__WHAT IS REQUIRED__.
Every line in the records below with the string "저해하는" needs to be copied out.

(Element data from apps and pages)

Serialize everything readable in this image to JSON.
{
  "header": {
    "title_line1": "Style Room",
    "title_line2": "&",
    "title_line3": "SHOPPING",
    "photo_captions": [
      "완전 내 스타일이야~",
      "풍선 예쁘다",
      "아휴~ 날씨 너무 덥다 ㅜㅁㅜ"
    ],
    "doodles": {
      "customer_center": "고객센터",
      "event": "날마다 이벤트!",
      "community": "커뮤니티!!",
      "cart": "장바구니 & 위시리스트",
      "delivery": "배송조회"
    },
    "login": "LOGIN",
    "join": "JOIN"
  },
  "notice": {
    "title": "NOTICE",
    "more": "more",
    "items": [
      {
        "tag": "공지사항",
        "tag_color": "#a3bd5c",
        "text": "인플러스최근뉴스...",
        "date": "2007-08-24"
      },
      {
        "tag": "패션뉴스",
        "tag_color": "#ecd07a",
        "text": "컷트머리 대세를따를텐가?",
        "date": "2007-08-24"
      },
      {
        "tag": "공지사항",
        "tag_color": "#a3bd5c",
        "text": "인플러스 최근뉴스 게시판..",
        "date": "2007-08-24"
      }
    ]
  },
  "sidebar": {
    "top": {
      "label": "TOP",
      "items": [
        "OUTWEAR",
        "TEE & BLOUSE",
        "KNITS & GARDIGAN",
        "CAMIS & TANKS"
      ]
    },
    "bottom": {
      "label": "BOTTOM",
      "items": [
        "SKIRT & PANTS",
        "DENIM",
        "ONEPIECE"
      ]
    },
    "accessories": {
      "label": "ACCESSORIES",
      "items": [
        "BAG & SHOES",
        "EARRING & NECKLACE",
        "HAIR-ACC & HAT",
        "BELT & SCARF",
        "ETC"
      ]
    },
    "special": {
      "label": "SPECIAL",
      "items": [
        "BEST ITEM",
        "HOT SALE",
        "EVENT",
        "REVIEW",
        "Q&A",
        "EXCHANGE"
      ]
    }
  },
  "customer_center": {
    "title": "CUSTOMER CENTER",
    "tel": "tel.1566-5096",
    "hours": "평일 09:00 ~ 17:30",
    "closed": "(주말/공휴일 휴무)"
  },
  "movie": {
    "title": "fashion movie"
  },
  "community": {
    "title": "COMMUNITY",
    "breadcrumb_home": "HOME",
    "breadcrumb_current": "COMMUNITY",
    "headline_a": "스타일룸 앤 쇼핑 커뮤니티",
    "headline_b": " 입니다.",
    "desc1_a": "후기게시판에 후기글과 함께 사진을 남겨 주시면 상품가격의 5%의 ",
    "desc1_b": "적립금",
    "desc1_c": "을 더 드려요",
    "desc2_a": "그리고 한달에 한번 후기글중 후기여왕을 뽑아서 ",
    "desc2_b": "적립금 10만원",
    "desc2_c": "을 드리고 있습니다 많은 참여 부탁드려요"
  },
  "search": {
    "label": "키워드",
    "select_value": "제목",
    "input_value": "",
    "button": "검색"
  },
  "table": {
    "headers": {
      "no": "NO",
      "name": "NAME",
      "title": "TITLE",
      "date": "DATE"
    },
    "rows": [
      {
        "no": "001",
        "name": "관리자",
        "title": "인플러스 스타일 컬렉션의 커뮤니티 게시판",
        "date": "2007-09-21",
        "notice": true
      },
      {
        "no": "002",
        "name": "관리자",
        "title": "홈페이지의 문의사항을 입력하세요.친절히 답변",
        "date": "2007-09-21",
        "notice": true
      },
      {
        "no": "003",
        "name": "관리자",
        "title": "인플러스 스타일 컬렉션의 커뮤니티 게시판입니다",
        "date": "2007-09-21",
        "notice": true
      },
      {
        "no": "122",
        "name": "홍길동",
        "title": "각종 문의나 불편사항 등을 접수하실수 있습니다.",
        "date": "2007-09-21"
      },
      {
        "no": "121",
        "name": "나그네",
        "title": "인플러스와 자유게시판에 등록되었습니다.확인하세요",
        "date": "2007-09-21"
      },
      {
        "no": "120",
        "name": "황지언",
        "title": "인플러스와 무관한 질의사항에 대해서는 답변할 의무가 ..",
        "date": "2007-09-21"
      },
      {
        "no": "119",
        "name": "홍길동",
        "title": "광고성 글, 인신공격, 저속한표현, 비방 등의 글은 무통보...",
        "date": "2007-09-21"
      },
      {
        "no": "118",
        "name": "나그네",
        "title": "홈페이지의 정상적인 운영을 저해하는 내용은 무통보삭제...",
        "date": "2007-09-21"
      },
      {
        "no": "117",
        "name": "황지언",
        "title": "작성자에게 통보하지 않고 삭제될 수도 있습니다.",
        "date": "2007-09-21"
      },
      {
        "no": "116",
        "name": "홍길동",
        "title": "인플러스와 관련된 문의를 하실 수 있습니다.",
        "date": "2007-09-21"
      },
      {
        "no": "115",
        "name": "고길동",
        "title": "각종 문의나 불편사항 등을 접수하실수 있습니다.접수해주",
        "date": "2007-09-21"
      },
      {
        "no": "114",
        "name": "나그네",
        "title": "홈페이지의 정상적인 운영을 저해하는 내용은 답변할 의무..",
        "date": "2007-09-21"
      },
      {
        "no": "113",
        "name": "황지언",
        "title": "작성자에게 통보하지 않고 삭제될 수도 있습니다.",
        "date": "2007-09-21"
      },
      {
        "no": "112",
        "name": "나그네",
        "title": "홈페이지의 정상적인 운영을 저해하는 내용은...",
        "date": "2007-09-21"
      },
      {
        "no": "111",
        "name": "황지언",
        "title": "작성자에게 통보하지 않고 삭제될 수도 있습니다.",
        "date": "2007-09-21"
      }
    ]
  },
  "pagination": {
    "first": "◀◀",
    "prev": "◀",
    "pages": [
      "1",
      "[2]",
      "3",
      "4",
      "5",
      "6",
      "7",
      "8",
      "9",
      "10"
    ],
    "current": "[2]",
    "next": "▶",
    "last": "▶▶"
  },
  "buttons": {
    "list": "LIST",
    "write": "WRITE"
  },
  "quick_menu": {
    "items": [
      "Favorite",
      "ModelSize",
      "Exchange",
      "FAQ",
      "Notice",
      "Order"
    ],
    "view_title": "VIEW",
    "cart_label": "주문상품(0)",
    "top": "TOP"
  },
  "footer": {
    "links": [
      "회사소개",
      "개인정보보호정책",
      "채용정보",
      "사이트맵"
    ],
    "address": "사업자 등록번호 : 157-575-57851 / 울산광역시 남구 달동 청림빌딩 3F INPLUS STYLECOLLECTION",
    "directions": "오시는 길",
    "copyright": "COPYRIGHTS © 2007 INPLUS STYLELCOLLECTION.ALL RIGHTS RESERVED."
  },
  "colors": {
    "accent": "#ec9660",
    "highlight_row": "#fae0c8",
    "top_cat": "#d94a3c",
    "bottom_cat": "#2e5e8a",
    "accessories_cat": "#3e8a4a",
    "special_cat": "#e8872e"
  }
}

__TASK SOLUTION__.
        "title": "홈페이지의 정상적인 운영을 저해하는 내용은 무통보삭제...",
        "title": "홈페이지의 정상적인 운영을 저해하는 내용은 답변할 의무..",
        "title": "홈페이지의 정상적인 운영을 저해하는 내용은...",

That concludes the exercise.